While other countries were quick to open up following the end of the worst of the COVID-19 pandemic, Japan took its time. First, returnees were allowed back, then tourists were allowed in on group tours, but now Japan is finally opening its doors to tourists to make their own itineraries again.
In this article, we look at what that means for visitors and some of the new regulations that visitors need to be aware of.
1. What’s the COVID-19 situation?
Despite “opening up,” it doesn’t mean that Japan lets anyone with a passport enter. Japan has a list of necessary vaccines, and at the time of writing this article, includes a third dose of the COVID-19 vaccine.
Those unable (or unwilling) to get the vaccine will need proof of a negative PCR test within 72 hours of boarding their flight. Interestingly for those under 18, their status is determined by their parents’ vaccination status.

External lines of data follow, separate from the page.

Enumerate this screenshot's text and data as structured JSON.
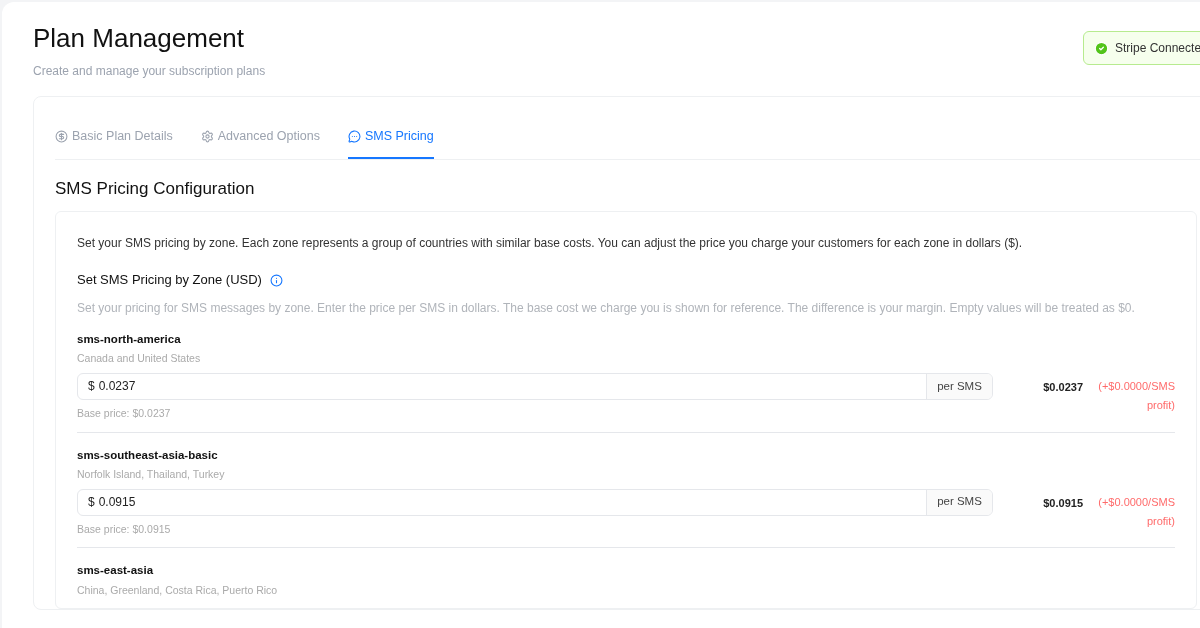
{
  "page": {
    "title": "Plan Management",
    "subtitle": "Create and manage your subscription plans"
  },
  "stripe_badge": {
    "label": "Stripe Connecte",
    "connected": true
  },
  "tabs": [
    {
      "label": "Basic Plan Details",
      "kind": "dollar",
      "selected": false
    },
    {
      "label": "Advanced Options",
      "kind": "gear",
      "selected": false
    },
    {
      "label": "SMS Pricing",
      "kind": "chat",
      "selected": true
    }
  ],
  "section": {
    "title": "SMS Pricing Configuration",
    "intro": "Set your SMS pricing by zone. Each zone represents a group of countries with similar base costs. You can adjust the price you charge your customers for each zone in dollars ($).",
    "heading": "Set SMS Pricing by Zone (USD)",
    "description": "Set your pricing for SMS messages by zone. Enter the price per SMS in dollars. The base cost we charge you is shown for reference. The difference is your margin. Empty values will be treated as $0."
  },
  "zones": [
    {
      "name": "sms-north-america",
      "countries": "Canada and United States",
      "currency": "$",
      "value": "0.0237",
      "unit": "per SMS",
      "base_price": "Base price: $0.0237",
      "price": "$0.0237",
      "profit": "(+$0.0000/SMS profit)"
    },
    {
      "name": "sms-southeast-asia-basic",
      "countries": "Norfolk Island, Thailand, Turkey",
      "currency": "$",
      "value": "0.0915",
      "unit": "per SMS",
      "base_price": "Base price: $0.0915",
      "price": "$0.0915",
      "profit": "(+$0.0000/SMS profit)"
    },
    {
      "name": "sms-east-asia",
      "countries": "China, Greenland, Costa Rica, Puerto Rico"
    }
  ]
}
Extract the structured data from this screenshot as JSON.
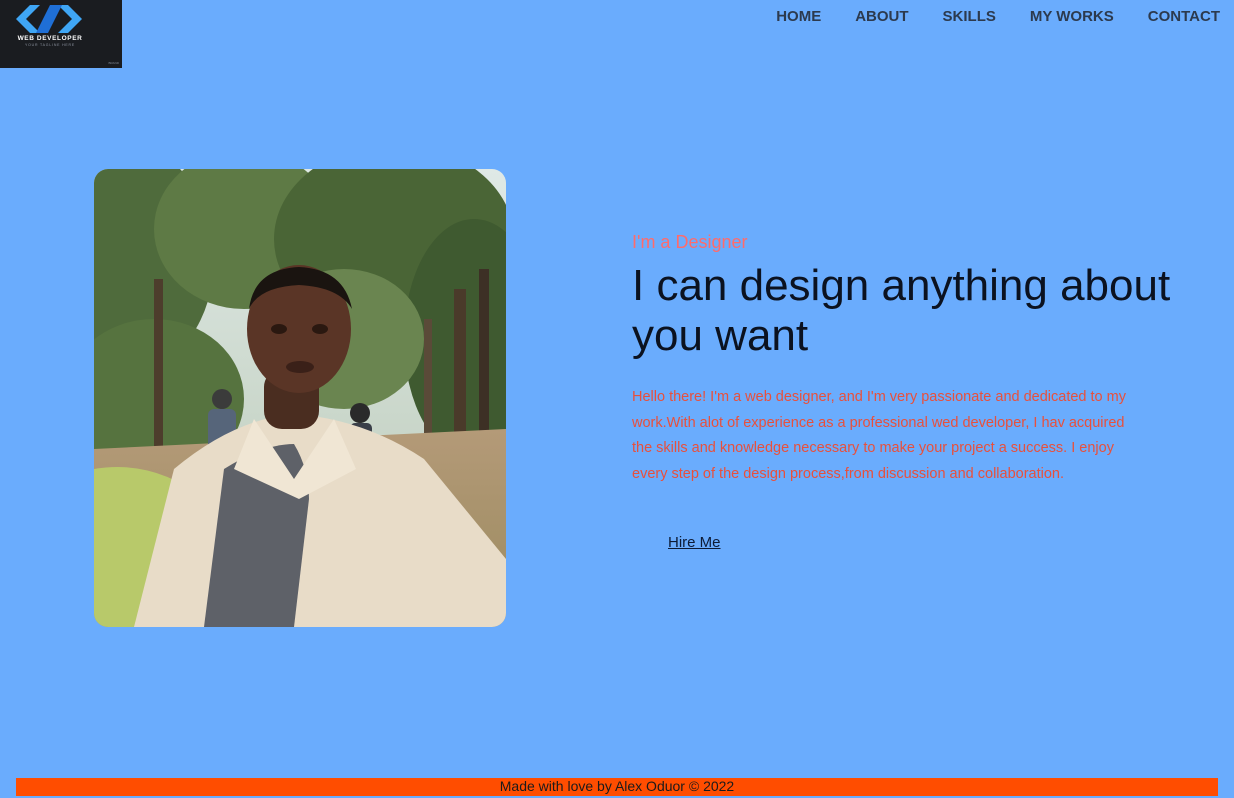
{
  "logo": {
    "title": "WEB DEVELOPER",
    "tagline": "YOUR TAGLINE HERE",
    "mark": "BRAND"
  },
  "nav": {
    "items": [
      {
        "label": "HOME"
      },
      {
        "label": "ABOUT"
      },
      {
        "label": "SKILLS"
      },
      {
        "label": "MY WORKS"
      },
      {
        "label": "CONTACT"
      }
    ]
  },
  "hero": {
    "subtitle": "I'm a Designer",
    "headline": "I can design anything about you want",
    "intro": "Hello there! I'm a web designer, and I'm very passionate and dedicated to my work.With alot of experience as a professional wed developer, I hav acquired the skills and knowledge necessary to make your project a success. I enjoy every step of the design process,from discussion and collaboration.",
    "cta": "Hire Me"
  },
  "footer": {
    "text": "Made with love by Alex Oduor © 2022"
  },
  "colors": {
    "background": "#6aacfd",
    "subtitle": "#ff6b6b",
    "intro": "#e8503c",
    "footer_bar": "#ff4d00",
    "logo_bg": "#1a1c20",
    "logo_accent": "#3fa6f5"
  },
  "icons": {
    "logo": "code-brackets-icon"
  }
}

Of course, this is subject to change, so watch for announcements and go to the Visit Japan page to complete the forms for immigration.
Currently, the situation surrounding masks is complicated. While the Ministry of Health, Labour and Welfare in Japan includes recommendations not to wear masks outside and there is no need inside except in close proximity, most people in Japan wear them regardless mostly as a courtesy to others.
For those that don’t like to mask, a trip to Japan has been made a lot trickier a new bill has been drafted that protects hotels that refuse guests because of “unwillingness to take part in appropriate coronavirus precautions.” For those caught off guard that need a mask in an emergency, simply head to the nearest convenience store.
2. How much does traveling to (and around) Japan cost?
Currently, there are limited flights to many areas, therefore, most arrivals will be to the big cities of Tokyo or Osaka (which makes Kyoto, Kobe, Mie and Nara accessible). Be careful with very tight schedules as there are reports of airports being overbooked and understaffed, especially for those tourists flying onwards to smaller areas.
Japan is still considered a relatively expensive country to travel within the country. The train lines tend to be convenient and effective, but there are limited choices of ways to travel between major cities. The faster, more costly options are flying and using the bullet train, whereas the cheaper but more time-consuming options are private railways, local trains, and buses.
3. What are the prices like?
Visitors face a strange situation: inflation is currently high, but the yen is weak, with it currently at a 32-year low against the American dollar. This seesaw balances out in the visitor’s favor, but it is worth watching daily exchange rates as they fluctuate wildly.
Also, some areas are seeing spikes in prices caused by Japan’s National Travel Discount Program, which offers subsidies for Japanese who wanted to visit popular sites in their country. Despite its stated aim of encouraging visits to lesser-known areas, since implementation, it has caused many tourists to book popular spots and the prices have skyrocketed to compensate.
This project is expected to end on December 20, after which some areas could plummet in price, so it is worthwhile checking prices before and after this date.
4. How crowded spots likely to be?
A big difference from previous years is that the numbers of Chinese tourists are relatively low as President Xi continues to enforce the COVID-zero policy, which strongly limits outgoing tourists. While this is tough for Chinese tourists, some places popular with Chinese visitors like Hokkaido and Kyoto have (relatively) fewer people.
Despite this, famous spots are still likely to be crowded. The places that you see on postcards and tourist brochures like the Golden Pavilion (Kinkakuji), Tokyo Tower, Harajuku and Osaka Castle will always attract crowds. The big theme parks are limiting visitors, so expect them to be close to full capacity even on weekdays.
5. What are some roads less traveled?
While everyone usually heads for the big sites and famous cities, several underlooked places deserve more attention. Nagoya, between Tokyo and Osaka, is a good way to break up the journey and has excellent food options, such as miso katsu (fried pork steak with miso-based sauce served on rice), and an abundance of temples and shopping options.
Some options for visitors who want to experience Japan with manageable crowds may be to look for areas similar to the well-known sites but lesser known. For example, the giant buddha of Kamakura in Kanagawa is a lesser-known site but equally well-visited. Similarly, for those that can’t visit the recently opened Ghibli Park, try visiting some of the areas that inspired them to feel like you are in a Ghibli movie without the crowds.
So, what are you most excited to see with Japan opening up? What do you want to do? Let us know in the comments.